  1. What factors govern the weather and climate of BC?
  2. Climate change: What are the actual and potential impacts in BC?
  3. The Cascadia subduction zone: Will BC experience the Big One earthquake?
  4. How can we monitor the “health” of the Fraser River Basin?
  5. How has glaciation shaped Canadian landscapes, and what is the status of contemporary glaciers in Canada?

No labs in the first week of classes.

COURSE-LEVEL EDUCATIONAL GOALS:

  • Develop a general understanding of the Earth system as studied in physical geography, including the processes, flows of energy, and inter-relationships between the atmosphere, hydrosphere, lithosphere and biosphere.
  • Apply knowledge about how the above large-scale processes, energy flows, and inter-relationships to a local case example.
  • Explore and apply course concepts through Laboratory Exercises.
  • Critically and collaboratively synthesize core course material.

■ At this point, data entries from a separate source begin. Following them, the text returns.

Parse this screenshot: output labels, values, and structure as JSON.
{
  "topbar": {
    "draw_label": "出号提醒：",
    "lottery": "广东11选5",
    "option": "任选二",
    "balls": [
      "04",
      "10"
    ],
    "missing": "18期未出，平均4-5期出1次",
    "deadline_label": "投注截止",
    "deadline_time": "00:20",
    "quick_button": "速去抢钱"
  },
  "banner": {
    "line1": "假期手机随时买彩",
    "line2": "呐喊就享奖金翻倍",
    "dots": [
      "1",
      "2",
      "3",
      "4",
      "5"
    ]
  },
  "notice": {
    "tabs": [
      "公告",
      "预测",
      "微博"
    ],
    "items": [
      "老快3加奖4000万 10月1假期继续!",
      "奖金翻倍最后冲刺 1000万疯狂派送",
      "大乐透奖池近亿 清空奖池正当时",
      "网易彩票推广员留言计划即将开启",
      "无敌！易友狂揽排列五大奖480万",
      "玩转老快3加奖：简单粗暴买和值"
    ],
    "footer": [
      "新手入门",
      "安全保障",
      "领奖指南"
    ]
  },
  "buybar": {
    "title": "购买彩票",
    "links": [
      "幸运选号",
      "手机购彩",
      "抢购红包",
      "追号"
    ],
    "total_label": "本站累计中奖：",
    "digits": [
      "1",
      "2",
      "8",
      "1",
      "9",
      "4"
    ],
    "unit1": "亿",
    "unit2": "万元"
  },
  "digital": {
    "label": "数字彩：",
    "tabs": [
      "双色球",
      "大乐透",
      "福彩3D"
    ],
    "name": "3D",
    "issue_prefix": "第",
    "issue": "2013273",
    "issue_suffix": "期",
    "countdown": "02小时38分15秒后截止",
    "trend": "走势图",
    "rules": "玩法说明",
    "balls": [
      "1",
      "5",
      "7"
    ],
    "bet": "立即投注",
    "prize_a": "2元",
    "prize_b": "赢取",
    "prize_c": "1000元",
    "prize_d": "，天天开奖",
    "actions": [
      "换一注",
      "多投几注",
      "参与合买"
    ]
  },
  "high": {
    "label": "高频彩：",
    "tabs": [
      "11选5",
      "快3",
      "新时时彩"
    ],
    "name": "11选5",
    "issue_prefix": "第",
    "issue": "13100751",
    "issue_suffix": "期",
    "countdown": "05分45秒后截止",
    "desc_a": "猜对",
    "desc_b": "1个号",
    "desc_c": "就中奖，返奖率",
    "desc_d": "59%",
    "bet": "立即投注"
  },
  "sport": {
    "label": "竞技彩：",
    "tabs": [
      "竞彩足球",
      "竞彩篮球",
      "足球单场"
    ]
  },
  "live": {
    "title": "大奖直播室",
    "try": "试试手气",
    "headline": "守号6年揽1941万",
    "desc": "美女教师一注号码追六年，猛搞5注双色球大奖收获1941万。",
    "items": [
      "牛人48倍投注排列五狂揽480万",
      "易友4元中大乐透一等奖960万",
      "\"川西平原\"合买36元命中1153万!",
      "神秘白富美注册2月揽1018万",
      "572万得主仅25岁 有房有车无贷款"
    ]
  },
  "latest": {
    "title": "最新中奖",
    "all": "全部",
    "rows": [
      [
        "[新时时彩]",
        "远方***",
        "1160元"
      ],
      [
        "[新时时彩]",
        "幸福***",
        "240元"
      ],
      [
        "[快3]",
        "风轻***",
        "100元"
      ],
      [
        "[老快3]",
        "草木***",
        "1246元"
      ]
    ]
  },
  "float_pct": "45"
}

Grading

  • Class engagement activities 10%
  • Case Study Quizzes (x5) 40%
  • Laboratory Exercises (x9) 27%
  • Lab Exam 23%

NOTES:

Grade structure (subject to change):

Materials

REQUIRED READING:

Required e-Text Book (free): Perkins, A. Investigating Earth’s Systems. (available online).


Registrar Notes:

ACADEMIC INTEGRITY: YOUR WORK, YOUR SUCCESS

SFU’s Academic Integrity website http://www.sfu.ca/students/academicintegrity.html is filled with information on what is meant by academic dishonesty, where you can find resources to help with your studies and the consequences of cheating. Check out the site for more information and videos that help explain the issues in plain English.

Each student is responsible for his or her conduct as it affects the university community. Academic dishonesty, in whatever form, is ultimately destructive of the values of the university. Furthermore, it is unfair and discouraging to the majority of students who pursue their studies honestly. Scholarly integrity is required of all members of the university. http://www.sfu.ca/policies/gazette/student/s10-01.html